Care and conditions
Kokedama isn’t exactly carefree. Depending on the weather and the type of plant used, plants will need watering twice a week or more (Van der Valk has found thirsty carnivorous pitcher plants do best with daily watering). Beyond watching for wilting, which is never the best way to discern if a plant needs water, Peter Smith suggests feeling the moss ball’s weight for telltale signs that water is needed. When his composition is thirsty, he submerges the sphere in a bucket of water for five to 10 minutes, and then hangs it where it can drip before bringing it back to its display position. And yes, shedding is an issue. “You won’t want to hang this over your shag carpet,” Smith says.
For his subjects, Van der Valk originally fiddled with annuals before finding they hang around only temporarily. Now he makes forays into trees, such as olives, pomegranates, pines, pears, apples and chestnuts. But tropical plants are probably the most successful: anthuriums, philodendrons, asparagus ferns, orchids, begonias, angel hair vines, coleus, staghorn ferns, echeverias and other succulents. Herbs, prostrate rosemary being a favourite, also perform well.
How to do it
Peter Smith found instructions on various YouTube sites when starting out with kokedama. From there, he fine-tuned those methods to suit his style and the available ingredients.
He starts by mixing two-thirds peat moss with a third akadama, a surface-mined mineral with the consistency of granular clay that drains rapidly, but also achieves the mud-cake composition needed to hold the roots together.
In a bucket, he mixes the peat and akadama together until the mixture is sopping wet. Then he takes his green victim, shakes off the original soil until the majority of the roots are exposed (an exception are plants that wilt easily, such as coleus and ferns – their roots and the original soil are left more intact).
Then he slaps an inch-deep layer of the soggy akadama/peat soil mixture onto the roots, creating a ball about the same volume as the original pot. He gives the ball a squeeze to release the dripping moisture and lays out a blanket of sheet moss to envelope the ball, gathering it around the stem. Then comes the waxed polyester or cotton cord (most practitioners seem to agree that fishing line doesn’t look right). He wraps the moss so it is secure, but not mummy-ish, and then he ties the string in. Finally, he creates a loop of cord of the desired length, and hangs the plant.
So - there you have a little insight into the art of kokedama.

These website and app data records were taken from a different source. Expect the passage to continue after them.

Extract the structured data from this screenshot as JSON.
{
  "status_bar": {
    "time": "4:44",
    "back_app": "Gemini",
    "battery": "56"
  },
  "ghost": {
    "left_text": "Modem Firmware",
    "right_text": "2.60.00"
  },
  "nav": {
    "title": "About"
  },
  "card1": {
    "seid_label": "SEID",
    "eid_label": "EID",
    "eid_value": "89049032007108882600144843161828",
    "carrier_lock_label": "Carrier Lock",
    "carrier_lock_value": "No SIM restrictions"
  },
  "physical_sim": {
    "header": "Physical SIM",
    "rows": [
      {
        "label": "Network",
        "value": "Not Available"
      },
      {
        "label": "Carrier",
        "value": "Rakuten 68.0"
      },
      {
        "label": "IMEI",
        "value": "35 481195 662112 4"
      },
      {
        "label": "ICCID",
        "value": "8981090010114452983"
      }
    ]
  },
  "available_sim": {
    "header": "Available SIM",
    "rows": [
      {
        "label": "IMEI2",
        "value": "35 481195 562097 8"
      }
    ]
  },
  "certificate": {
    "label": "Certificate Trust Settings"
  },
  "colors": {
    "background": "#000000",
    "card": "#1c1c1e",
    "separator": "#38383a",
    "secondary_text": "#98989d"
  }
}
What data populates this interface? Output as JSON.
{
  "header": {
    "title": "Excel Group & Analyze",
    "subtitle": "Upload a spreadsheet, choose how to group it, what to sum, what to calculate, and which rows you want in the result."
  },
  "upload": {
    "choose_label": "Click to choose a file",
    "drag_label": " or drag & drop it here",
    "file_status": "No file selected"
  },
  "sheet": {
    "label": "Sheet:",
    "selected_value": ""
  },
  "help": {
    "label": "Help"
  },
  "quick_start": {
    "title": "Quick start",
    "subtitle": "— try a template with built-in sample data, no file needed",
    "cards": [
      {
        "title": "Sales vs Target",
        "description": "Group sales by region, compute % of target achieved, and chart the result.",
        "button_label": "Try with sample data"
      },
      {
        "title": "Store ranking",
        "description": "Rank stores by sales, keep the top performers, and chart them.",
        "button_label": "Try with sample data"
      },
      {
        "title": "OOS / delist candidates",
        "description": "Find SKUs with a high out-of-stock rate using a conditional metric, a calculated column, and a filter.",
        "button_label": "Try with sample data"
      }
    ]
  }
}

If you'd like to find out more, or if you want to pick up the finished product in a variety of different herbs, ferns and edibles, just call in to the nursery in Palmwoods and we can help you out.